At a minimum follow-up of 18 months, median OS was 10.4 months for patients receiving avelumab maintenance and 10.9 months for those who continued chemotherapy (hazard ratio [HR], 0.91; 95% CI, 0.74-1.11; P =.1779).  In addition, no OS benefit was observed for avelumab compared with chemotherapy for the 54 patients with PD-L1–positive disease (HR, 1.13; 95% CI, 0.57-2.23). Similarly, no significant differences with respect to PFS or overall response rate were observed between the 2 study arms.

Regarding safety, fewer treatment-related grade 3 or higher adverse events were reported in the avelumab arm (12.8%) compared with the chemotherapy arm (32.8%).

Although avelumab showed clinical activity and was associated with fewer grade 3 or higher adverse events compared with a strategy involving continuation of oxaliplatin-fluoropyrimidine chemotherapy, the primary endpoint of the study was not met, as avelumab maintenance was not associated with superior OS compared with continuation of chemotherapy.
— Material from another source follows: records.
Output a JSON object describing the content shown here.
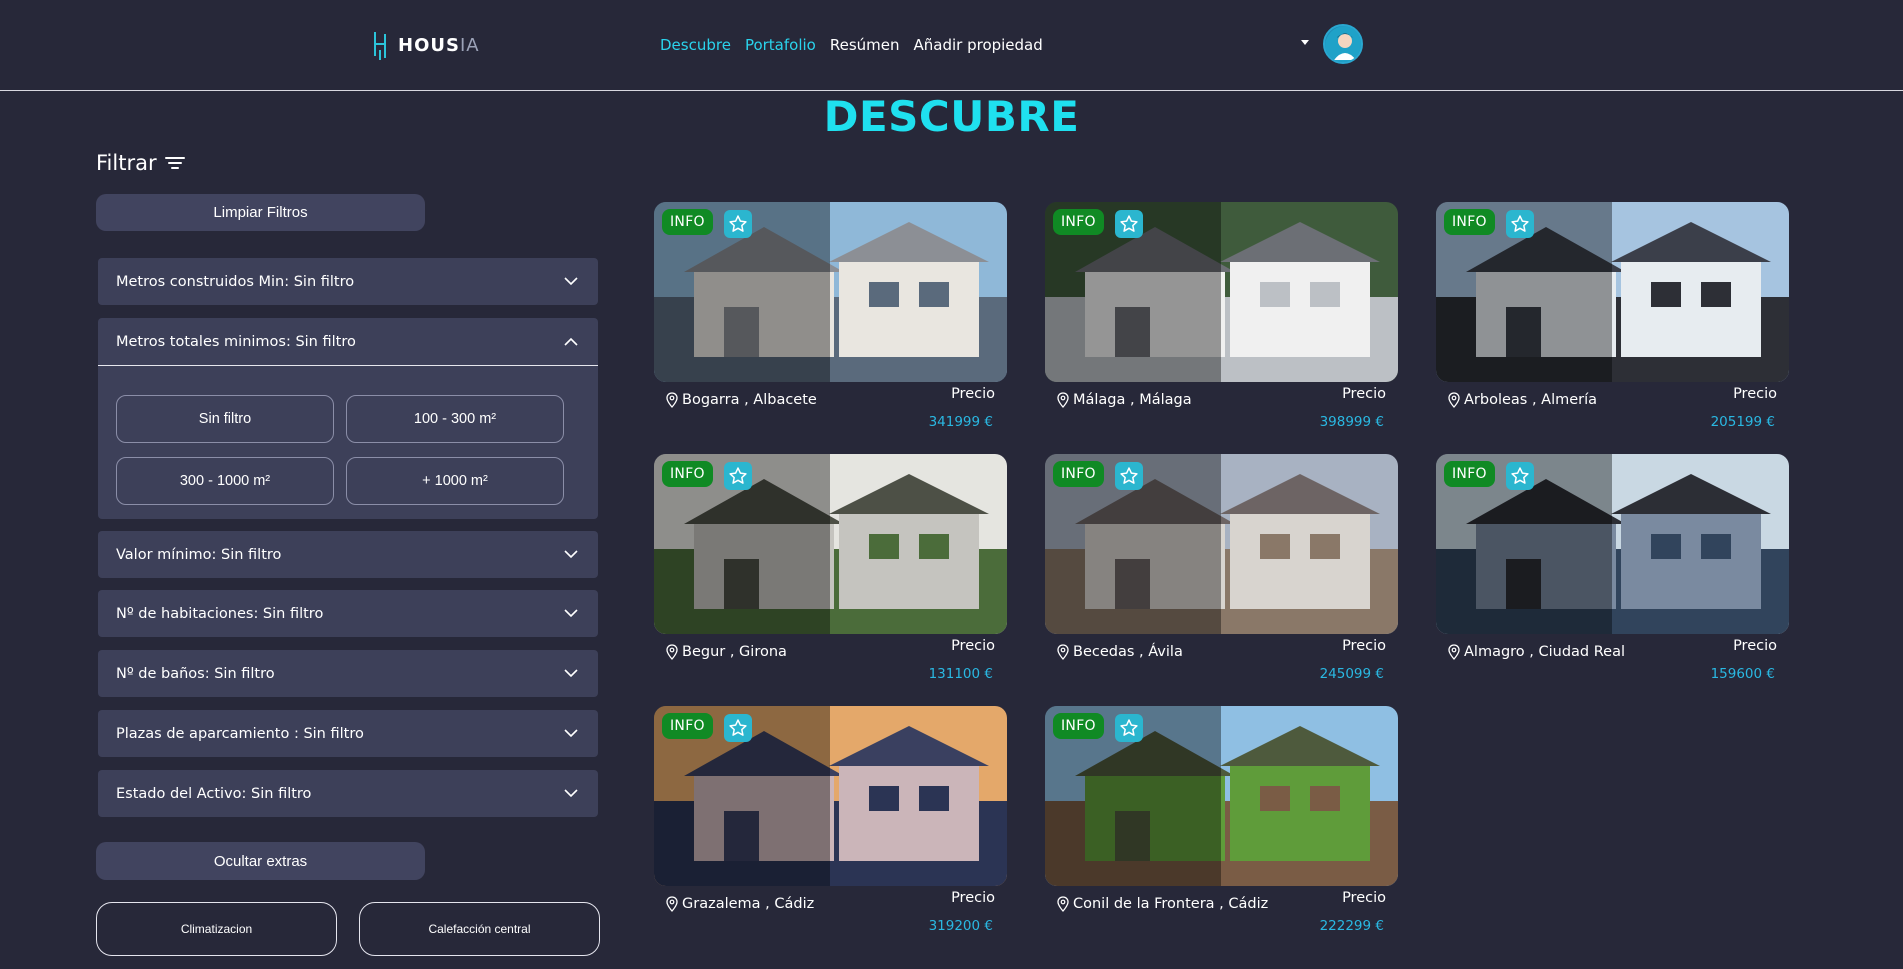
{
  "header": {
    "logo_text": "HOUS",
    "logo_suffix": "IA",
    "nav": [
      {
        "label": "Descubre",
        "active": true
      },
      {
        "label": "Portafolio",
        "active": true
      },
      {
        "label": "Resúmen",
        "active": false
      },
      {
        "label": "Añadir propiedad",
        "active": false
      }
    ]
  },
  "page_title": "DESCUBRE",
  "sidebar": {
    "filter_label": "Filtrar",
    "clear_filters": "Limpiar Filtros",
    "filters": [
      {
        "label": "Metros construidos Min: Sin filtro",
        "expanded": false
      },
      {
        "label": "Metros totales minimos: Sin filtro",
        "expanded": true,
        "options": [
          "Sin filtro",
          "100 - 300 m²",
          "300 - 1000 m²",
          "+ 1000 m²"
        ]
      },
      {
        "label": "Valor mínimo: Sin filtro",
        "expanded": false
      },
      {
        "label": "Nº de habitaciones: Sin filtro",
        "expanded": false
      },
      {
        "label": "Nº de baños: Sin filtro",
        "expanded": false
      },
      {
        "label": "Plazas de aparcamiento : Sin filtro",
        "expanded": false
      },
      {
        "label": "Estado del Activo: Sin filtro",
        "expanded": false
      }
    ],
    "hide_extras": "Ocultar extras",
    "extras": [
      "Climatizacion",
      "Calefacción central"
    ]
  },
  "cards": [
    {
      "location": "Bogarra , Albacete",
      "price_label": "Precio",
      "price": "341999 €",
      "badge": "INFO",
      "palette": [
        "#8c8f95",
        "#e9e6e0",
        "#5a6a7c",
        "#8fb8d8"
      ]
    },
    {
      "location": "Málaga , Málaga",
      "price_label": "Precio",
      "price": "398999 €",
      "badge": "INFO",
      "palette": [
        "#6c6f75",
        "#f0f0f0",
        "#bcc0c5",
        "#3f5b3c"
      ]
    },
    {
      "location": "Arboleas , Almería",
      "price_label": "Precio",
      "price": "205199 €",
      "badge": "INFO",
      "palette": [
        "#3b3f4a",
        "#e7ecf0",
        "#2d2f36",
        "#a6c4e0"
      ]
    },
    {
      "location": "Begur , Girona",
      "price_label": "Precio",
      "price": "131100 €",
      "badge": "INFO",
      "palette": [
        "#4d5046",
        "#c5c4bf",
        "#4b6c3a",
        "#e5e5e0"
      ]
    },
    {
      "location": "Becedas , Ávila",
      "price_label": "Precio",
      "price": "245099 €",
      "badge": "INFO",
      "palette": [
        "#6d6464",
        "#d8d4cf",
        "#8a7868",
        "#a8b2c2"
      ]
    },
    {
      "location": "Almagro , Ciudad Real",
      "price_label": "Precio",
      "price": "159600 €",
      "badge": "INFO",
      "palette": [
        "#2c2e35",
        "#7a8aa0",
        "#31445c",
        "#c9d8e3"
      ]
    },
    {
      "location": "Grazalema , Cádiz",
      "price_label": "Precio",
      "price": "319200 €",
      "badge": "INFO",
      "palette": [
        "#3a4060",
        "#cbb5b9",
        "#2b3454",
        "#e4a86a"
      ]
    },
    {
      "location": "Conil de la Frontera , Cádiz",
      "price_label": "Precio",
      "price": "222299 €",
      "badge": "INFO",
      "palette": [
        "#4e5a3d",
        "#5f9c3a",
        "#7a5c45",
        "#8fbfe3"
      ]
    }
  ]
}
Disclosure: Some of the authors disclosed financial relationships with the pharmaceutical industry. For a full list of disclosures, please refer to the original study abstract.

Read more of Cancer Therapy Advisor‘s coverage of the ASCO GI annual meeting by visiting the conference page.

Reference

Moehler MH, Dvorkin M. Ozguroglu M, et al. Results of the JAVELIN Gastric 100 phase 3 trial: Avelumab maintenance following first-line (1L) chemotherapy (CTx) vs continuation of CTx for HER2-advanced gastric or gastroesophagael junction cancer (GC/GEJC). J Clin Oncol. 2020;38(suppl 4):Abstract 278.